/---

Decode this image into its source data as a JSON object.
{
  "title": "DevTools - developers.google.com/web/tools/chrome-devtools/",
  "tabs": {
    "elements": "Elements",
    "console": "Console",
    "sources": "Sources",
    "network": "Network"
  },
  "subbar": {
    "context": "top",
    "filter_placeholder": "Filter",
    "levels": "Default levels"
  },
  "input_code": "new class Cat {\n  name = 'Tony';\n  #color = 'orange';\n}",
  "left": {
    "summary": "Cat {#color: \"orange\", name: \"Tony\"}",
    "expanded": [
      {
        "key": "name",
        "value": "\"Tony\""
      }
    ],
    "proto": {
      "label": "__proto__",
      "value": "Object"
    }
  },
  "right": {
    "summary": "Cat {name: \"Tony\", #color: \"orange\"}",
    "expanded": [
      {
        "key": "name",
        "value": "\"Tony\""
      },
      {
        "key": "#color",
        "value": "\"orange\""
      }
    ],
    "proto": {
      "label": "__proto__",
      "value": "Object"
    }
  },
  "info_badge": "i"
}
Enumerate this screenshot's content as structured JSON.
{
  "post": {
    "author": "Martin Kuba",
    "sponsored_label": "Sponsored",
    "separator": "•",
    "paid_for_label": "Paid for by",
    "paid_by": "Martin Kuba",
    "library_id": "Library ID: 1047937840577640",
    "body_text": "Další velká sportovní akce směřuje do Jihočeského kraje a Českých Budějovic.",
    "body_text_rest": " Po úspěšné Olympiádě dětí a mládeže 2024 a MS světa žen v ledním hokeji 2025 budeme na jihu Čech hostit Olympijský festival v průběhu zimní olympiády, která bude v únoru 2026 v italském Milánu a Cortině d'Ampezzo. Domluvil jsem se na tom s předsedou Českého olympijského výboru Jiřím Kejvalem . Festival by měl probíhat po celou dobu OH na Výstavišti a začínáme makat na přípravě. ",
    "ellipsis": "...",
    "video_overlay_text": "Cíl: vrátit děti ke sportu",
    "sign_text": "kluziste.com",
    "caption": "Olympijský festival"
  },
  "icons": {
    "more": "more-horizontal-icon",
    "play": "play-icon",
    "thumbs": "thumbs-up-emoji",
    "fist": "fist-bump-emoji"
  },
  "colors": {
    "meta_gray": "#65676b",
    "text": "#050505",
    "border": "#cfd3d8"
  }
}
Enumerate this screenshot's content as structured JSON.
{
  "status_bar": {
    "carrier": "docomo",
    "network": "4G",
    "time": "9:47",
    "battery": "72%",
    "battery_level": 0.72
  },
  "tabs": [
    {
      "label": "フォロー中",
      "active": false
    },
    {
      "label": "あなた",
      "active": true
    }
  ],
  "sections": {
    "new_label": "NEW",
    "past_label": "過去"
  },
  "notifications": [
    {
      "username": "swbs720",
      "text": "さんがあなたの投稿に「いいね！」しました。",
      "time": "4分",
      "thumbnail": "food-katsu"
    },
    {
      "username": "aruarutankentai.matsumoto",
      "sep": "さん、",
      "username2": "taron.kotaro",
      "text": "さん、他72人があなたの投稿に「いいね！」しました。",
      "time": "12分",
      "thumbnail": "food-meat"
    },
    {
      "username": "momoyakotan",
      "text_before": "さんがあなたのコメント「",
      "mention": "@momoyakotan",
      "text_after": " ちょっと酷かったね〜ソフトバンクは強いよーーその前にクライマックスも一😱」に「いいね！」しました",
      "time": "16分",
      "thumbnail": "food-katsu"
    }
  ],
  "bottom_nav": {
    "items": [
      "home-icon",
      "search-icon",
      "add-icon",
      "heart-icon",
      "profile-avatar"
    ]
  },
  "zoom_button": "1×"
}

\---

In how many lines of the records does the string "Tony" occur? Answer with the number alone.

5